But in Reality:
Arnold actually did all that stuff. Switching sides, trying to surrender West Point, the whole shebang. But you know what? Considering the circumstances, it's hard to say we blame him.
This shameless display of unmitigated gall, however, is inexcusable.
When you look at pre-treachery Arnold, what you find is an almost comical beacon of good old-fashioned American virtue. After his mother died, he single-handedly supported his sister and suicidally alcoholic father; he enlisted to fight off a French invasion when he was 15; he grew up to be a successful capitalist and family man. If he'd fought a duel against somebody for using "Yankee" as an insult, he would've been the ultimate American. What, he did that? Never mind then.
Then there was his record during the revolution. He planned and led the famous siege of Fort Ticonderoga. Somewhere around here his wife died, but he soldiered on, masterminding the strategic invasion of Quebec, where he held position for weeks despite being cut off from the rest of the army and shot in the leg. He held back the British at Lake Champlain, he was instrumental in the Danbury raid, he was essential to the success of the Battle of Saratoga. If he fell off a bridge and died at this point, there would be a 50-foot tall statue of him in Connecticut, made of platinum and diamonds.
The army must have loved this guy, right? Surely by this stage he was being carried everywhere by a living throne of nubile young women. Wait, instead they repeatedly passed him over for promotion with younger, less experienced men? And other officers tried to take credit for his achievements? And he was investigated by congress on baseless accusations of corruption?
Basically, after all his bravery, sacrifice and bullet holes, America seemed to develop a great passion for kicking Arnold in the gut.

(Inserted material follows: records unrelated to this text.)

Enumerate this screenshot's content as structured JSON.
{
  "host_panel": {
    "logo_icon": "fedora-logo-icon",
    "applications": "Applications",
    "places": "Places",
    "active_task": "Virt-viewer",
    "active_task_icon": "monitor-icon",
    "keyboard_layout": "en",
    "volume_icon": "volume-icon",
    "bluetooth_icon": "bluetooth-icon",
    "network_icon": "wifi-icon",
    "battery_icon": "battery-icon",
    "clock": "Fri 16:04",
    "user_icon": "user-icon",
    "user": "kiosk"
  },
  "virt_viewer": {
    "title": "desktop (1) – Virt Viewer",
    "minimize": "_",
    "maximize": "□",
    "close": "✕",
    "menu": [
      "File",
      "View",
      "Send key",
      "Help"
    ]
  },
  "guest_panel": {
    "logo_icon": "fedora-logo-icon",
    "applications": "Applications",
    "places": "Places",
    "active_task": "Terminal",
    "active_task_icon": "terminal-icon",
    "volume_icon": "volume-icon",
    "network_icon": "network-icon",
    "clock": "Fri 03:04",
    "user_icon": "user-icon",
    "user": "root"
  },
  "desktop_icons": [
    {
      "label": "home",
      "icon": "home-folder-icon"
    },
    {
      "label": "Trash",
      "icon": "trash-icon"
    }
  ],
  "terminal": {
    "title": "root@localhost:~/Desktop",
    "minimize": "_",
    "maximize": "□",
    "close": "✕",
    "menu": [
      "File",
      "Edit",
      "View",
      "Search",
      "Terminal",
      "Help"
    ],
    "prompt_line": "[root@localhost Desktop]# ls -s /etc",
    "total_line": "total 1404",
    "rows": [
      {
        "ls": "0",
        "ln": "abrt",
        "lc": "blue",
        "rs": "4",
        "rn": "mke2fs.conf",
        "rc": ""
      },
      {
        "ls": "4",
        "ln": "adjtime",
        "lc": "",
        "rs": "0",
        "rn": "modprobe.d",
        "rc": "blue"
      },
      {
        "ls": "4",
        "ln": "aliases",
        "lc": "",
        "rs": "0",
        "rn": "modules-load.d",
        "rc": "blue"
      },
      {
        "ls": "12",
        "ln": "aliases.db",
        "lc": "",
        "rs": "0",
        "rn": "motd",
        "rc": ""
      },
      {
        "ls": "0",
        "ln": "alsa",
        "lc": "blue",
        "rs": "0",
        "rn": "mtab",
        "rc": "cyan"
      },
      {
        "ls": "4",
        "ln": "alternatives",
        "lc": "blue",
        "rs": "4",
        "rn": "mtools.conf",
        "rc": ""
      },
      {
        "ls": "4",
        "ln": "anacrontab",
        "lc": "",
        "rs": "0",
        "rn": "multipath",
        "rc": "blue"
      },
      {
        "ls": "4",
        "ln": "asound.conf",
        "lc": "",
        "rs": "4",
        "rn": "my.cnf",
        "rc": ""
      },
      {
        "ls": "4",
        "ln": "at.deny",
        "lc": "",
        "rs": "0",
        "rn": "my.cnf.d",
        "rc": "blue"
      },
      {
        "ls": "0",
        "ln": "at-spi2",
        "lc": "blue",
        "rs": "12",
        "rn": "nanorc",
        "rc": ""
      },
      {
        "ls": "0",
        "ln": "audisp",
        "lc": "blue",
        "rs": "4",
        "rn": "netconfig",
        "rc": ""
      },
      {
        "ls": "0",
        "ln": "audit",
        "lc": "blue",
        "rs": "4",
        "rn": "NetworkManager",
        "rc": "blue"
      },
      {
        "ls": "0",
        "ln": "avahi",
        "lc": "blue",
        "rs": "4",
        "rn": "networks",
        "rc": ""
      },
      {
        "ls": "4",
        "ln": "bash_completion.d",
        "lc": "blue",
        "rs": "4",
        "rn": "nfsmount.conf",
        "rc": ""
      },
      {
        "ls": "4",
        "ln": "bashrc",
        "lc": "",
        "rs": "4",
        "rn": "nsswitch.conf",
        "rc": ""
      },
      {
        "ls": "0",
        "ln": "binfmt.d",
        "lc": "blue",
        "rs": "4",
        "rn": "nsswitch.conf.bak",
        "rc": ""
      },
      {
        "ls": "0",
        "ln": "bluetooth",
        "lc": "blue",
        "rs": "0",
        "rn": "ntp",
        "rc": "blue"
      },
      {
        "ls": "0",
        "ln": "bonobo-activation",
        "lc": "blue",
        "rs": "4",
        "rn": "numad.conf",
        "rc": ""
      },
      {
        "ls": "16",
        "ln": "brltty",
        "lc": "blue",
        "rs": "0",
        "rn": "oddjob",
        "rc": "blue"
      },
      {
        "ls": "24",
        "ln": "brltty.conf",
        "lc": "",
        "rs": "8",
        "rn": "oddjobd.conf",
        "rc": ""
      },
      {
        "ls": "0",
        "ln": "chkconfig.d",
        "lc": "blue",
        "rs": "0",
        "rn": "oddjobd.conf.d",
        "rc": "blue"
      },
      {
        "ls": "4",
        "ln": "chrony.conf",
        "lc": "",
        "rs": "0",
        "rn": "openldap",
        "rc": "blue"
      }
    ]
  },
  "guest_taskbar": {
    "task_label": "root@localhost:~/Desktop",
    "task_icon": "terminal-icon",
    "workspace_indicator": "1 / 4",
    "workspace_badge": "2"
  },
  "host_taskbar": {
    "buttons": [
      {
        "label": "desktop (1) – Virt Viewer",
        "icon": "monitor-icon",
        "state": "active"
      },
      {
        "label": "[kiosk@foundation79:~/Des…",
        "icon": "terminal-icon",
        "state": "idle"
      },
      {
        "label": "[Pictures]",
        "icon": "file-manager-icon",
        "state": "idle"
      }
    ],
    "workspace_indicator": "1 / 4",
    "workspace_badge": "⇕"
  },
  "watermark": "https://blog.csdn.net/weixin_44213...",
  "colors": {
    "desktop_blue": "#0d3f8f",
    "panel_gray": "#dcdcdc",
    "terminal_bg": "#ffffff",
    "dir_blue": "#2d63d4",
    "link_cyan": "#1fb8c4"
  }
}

It didn't help that at the same time they were creating an alliance with France, the bad guys from Arnold's teenage war adventures. Under those conditions, it's understandable that he'd quit the team.